Public opposition defuses nuclear plans
Updated: 2013-08-23 08:09
By Qiu Quanlin (China Daily)
Specifically, the new rules have added a mechanism for assessing a project's potential risk to social stability to the evaluation procedure.
According to the rules, all local projects requiring NDRC or State Council approval are required to submit an assessment of the risks to social stability with their applications.
Before, local governments were only required to submit environmental and land assessments when applying for approval of large construction projects.
"Local governments are facing stricter requirements when it comes to seeking permission to launch large investment projects," said Feng Shengping, a researcher with the Guangdong Provincial Situation Research Center.
According to the rules, the NDRC will not approve any project if it is assessed as posing "medium or high-level risks to social stability".
"That's not just advice, it's a mandate," said Feng, who believes the local government should have informed the public earlier about the planned construction of the facility in Heshan.

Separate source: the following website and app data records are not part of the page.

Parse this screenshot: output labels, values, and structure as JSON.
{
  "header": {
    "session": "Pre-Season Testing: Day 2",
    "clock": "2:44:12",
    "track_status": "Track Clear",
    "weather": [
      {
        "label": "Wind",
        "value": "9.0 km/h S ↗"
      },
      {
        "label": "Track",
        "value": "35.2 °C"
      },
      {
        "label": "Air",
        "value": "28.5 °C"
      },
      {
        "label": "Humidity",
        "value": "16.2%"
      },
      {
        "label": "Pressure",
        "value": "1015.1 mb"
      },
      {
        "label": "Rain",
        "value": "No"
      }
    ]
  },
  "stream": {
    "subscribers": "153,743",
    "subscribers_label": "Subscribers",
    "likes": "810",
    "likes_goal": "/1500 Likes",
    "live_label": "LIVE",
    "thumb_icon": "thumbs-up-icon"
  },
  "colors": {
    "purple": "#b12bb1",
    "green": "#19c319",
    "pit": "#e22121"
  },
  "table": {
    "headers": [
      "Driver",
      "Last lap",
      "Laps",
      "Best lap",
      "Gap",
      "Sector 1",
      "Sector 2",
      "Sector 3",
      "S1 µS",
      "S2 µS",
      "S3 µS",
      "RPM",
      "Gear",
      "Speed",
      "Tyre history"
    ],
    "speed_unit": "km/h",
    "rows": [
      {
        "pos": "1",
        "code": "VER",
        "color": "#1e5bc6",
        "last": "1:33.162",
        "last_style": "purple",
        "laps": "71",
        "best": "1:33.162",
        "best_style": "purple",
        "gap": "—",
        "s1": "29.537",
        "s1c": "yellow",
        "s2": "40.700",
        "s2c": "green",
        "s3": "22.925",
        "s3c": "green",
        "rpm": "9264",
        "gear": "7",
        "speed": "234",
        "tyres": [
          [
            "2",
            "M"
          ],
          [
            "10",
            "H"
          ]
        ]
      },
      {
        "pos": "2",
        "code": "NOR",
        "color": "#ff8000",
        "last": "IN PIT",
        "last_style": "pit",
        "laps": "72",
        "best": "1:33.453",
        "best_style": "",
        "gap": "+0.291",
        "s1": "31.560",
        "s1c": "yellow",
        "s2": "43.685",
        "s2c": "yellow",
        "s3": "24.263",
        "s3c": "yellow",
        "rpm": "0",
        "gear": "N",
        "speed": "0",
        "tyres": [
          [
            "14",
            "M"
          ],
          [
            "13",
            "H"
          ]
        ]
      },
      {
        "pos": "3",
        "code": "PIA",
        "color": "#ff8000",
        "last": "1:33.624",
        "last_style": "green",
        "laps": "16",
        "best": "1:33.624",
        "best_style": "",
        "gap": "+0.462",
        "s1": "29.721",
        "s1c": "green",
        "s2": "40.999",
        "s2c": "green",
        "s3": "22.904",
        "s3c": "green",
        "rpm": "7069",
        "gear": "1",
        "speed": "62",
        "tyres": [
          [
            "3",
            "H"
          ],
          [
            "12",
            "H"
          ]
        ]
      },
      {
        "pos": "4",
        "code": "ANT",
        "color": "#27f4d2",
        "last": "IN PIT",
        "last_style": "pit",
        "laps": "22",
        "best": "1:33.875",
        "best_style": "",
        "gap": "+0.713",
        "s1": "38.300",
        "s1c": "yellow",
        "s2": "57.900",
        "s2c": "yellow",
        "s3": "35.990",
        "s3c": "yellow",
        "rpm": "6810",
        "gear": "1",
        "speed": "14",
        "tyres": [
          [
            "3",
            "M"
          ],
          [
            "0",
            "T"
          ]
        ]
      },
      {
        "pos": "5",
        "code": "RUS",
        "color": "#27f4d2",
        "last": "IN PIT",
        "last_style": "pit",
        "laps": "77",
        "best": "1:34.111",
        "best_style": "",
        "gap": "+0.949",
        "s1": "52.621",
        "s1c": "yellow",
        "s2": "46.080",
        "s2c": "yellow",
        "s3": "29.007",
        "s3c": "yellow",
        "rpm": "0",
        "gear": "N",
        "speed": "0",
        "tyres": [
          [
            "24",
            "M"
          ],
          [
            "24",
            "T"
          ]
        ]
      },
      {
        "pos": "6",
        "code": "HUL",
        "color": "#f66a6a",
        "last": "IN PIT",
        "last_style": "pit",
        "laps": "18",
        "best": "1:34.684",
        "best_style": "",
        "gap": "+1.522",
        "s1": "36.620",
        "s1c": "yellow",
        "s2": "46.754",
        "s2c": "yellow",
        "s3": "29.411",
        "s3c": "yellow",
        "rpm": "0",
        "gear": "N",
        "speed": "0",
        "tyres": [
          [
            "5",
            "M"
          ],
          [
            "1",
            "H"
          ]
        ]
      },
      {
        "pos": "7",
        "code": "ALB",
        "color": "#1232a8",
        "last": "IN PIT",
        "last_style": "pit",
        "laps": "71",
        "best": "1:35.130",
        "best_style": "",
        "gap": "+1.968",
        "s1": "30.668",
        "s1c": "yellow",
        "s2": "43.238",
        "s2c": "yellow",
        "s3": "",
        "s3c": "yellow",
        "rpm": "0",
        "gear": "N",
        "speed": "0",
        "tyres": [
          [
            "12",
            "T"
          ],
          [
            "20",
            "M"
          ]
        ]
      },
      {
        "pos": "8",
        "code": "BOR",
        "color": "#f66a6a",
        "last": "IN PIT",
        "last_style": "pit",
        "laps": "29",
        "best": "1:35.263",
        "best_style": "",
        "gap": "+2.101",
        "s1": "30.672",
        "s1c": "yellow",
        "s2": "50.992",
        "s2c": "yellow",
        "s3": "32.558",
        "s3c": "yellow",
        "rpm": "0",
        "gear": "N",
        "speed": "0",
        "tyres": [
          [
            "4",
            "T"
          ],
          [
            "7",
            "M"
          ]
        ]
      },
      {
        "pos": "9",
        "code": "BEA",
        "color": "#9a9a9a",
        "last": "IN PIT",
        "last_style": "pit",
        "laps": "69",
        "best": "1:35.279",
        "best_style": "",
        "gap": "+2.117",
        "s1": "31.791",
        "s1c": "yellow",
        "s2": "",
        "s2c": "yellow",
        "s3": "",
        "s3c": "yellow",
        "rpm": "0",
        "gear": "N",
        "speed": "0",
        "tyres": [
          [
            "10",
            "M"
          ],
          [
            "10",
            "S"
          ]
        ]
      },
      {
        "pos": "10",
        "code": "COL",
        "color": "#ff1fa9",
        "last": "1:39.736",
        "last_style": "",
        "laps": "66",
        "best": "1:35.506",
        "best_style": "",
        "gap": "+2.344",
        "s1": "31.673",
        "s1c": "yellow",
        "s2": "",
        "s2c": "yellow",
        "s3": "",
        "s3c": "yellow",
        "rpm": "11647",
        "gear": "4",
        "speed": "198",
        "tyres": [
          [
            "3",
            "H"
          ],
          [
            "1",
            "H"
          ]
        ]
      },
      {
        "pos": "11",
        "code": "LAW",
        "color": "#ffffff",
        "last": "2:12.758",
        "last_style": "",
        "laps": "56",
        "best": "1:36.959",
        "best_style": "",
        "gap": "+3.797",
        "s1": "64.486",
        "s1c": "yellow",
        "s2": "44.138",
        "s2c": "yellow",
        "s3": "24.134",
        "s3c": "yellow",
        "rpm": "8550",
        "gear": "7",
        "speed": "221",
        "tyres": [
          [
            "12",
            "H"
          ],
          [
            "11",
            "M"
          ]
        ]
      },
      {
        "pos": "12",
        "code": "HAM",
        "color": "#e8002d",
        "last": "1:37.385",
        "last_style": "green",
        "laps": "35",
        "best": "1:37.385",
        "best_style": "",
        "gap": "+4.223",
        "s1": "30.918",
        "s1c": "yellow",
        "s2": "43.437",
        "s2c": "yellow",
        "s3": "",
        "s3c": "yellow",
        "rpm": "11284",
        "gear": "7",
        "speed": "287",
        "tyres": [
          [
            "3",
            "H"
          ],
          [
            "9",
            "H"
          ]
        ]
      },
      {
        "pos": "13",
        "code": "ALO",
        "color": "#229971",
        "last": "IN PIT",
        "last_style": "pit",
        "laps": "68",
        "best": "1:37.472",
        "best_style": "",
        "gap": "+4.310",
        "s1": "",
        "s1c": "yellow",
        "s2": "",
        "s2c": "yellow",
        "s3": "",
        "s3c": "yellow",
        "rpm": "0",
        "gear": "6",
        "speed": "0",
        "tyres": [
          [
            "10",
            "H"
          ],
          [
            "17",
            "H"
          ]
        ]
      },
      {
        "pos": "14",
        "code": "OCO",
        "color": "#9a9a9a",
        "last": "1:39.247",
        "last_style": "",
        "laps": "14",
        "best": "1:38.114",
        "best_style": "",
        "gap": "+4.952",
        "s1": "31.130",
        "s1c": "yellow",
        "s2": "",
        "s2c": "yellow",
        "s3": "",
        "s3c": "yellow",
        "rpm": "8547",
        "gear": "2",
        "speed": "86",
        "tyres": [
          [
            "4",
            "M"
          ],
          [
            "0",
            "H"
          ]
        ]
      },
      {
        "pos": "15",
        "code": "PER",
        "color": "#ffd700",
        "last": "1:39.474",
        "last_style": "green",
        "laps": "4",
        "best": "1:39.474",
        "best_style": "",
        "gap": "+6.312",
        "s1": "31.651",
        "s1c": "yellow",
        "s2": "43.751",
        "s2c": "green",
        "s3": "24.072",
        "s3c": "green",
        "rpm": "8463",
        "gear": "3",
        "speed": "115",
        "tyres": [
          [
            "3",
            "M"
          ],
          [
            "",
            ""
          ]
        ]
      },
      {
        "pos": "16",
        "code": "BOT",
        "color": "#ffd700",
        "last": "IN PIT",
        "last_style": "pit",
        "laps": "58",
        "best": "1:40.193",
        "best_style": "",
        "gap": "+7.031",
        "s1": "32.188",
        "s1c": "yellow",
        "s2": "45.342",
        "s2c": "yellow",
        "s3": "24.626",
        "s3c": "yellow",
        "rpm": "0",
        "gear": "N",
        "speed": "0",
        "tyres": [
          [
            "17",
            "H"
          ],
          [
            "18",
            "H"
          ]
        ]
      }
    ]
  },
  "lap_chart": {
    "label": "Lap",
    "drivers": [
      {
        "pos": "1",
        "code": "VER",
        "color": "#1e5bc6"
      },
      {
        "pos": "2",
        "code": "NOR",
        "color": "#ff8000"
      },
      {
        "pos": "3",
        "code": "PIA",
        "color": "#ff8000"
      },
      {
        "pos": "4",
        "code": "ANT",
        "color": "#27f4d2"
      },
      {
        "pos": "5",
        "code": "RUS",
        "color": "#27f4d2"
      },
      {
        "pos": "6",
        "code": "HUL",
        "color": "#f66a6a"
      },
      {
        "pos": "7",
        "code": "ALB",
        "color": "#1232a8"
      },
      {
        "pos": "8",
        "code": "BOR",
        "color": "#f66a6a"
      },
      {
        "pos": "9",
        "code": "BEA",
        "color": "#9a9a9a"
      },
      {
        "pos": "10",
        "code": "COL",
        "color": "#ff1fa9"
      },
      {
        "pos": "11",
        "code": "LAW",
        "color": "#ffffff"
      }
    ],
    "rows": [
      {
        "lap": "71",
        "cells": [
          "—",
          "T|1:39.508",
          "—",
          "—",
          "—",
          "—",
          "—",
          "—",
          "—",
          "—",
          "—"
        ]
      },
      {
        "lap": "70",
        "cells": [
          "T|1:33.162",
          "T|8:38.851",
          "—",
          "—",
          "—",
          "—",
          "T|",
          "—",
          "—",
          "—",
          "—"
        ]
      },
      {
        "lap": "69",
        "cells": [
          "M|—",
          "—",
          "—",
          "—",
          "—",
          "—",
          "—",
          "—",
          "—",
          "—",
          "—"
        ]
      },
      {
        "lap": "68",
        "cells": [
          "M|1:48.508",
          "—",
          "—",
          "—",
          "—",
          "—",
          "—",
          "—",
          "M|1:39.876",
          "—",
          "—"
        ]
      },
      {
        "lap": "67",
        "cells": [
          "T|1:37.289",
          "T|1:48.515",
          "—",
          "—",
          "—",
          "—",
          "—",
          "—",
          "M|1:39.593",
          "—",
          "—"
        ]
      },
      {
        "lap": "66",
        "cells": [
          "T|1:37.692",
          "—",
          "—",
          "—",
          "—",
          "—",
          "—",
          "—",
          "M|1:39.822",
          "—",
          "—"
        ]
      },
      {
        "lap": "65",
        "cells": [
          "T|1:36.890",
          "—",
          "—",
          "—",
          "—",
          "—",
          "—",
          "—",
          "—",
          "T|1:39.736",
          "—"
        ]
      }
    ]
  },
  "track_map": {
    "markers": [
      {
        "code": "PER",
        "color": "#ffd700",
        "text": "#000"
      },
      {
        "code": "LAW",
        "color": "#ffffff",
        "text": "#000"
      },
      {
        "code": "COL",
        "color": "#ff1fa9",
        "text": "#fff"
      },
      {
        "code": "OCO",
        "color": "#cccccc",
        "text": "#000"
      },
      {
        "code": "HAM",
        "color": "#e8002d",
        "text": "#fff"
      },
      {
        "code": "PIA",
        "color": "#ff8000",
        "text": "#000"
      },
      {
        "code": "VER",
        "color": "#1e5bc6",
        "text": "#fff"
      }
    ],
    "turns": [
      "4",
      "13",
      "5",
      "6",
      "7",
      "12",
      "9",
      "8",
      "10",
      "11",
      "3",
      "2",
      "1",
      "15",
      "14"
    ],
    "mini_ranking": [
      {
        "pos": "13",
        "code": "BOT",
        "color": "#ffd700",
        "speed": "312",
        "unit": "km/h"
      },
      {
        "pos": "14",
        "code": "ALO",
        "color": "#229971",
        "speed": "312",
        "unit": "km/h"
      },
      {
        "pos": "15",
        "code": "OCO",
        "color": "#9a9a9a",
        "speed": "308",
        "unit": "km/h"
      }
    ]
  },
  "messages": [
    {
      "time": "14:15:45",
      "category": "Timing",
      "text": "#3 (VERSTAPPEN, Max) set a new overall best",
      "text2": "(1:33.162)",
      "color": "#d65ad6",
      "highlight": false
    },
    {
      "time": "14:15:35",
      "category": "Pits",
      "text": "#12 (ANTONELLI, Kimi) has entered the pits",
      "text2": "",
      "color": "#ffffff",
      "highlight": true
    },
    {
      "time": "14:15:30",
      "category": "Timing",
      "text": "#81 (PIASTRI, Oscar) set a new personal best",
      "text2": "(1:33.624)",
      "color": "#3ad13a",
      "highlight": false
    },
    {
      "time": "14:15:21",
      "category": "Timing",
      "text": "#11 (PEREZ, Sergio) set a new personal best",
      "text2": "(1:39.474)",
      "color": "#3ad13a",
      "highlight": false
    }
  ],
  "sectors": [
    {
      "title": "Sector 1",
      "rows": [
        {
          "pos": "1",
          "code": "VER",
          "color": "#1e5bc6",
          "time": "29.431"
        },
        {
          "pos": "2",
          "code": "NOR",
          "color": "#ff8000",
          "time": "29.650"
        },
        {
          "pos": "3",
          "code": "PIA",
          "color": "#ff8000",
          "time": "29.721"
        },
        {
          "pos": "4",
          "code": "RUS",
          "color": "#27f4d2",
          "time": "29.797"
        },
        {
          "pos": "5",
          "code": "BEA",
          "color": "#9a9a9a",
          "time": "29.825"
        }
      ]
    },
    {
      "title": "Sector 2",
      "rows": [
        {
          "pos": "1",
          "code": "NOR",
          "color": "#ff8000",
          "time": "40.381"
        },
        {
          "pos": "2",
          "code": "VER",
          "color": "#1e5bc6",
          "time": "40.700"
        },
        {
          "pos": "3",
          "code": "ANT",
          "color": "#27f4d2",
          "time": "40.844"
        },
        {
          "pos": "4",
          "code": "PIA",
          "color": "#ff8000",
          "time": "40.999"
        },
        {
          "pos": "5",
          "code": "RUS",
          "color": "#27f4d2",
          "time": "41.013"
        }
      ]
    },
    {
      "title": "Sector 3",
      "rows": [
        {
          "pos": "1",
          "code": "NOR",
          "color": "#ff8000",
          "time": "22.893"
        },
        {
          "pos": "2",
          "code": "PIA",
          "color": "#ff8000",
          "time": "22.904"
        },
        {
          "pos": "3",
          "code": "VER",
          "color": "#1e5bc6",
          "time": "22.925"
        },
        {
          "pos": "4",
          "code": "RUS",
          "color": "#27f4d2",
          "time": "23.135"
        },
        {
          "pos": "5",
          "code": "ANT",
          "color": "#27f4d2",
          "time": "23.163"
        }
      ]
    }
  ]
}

"Within a short time, residents would have known more about the project, especially if the local government and the construction company had emphasized that it was safe to develop the facility," Feng said.
Prior to issuing the social stability risk assessment notice, the local government had earmarked around 144 million yuan to compensate the locals for the loss of some 229 hectares of farmland.
"We had to cancel the project because a majority of nearby residents demonstrated strong opposition. We respect the residents' opinions and will not apply for approval of the project," Wu Yuxiong, mayor of Heshan, told a media briefing in the aftermath of the decision to drop the plan.
Han Zhipeng, a political advisor in Guangzhou, the capital city of Guangdong province, partly attributed the cancellation to inadequate public information.
"Why did most people know so little about the project before the assessment of risk to social stability was announced? The public should be better informed," he said.
The lack of information about the project led many residents to mistakenly believe that a nuclear power station was to be built, rather than a fuel-processing plant, according to Han.
"At such a sensitive time, it was hard for most people to believe that the project would not pose a threat to the environment, even though the government reiterated the importance of safety of construction and operation," Han added.
Neither CGNPC nor CNNC has commented publicly about how projects such as this will be handled in future.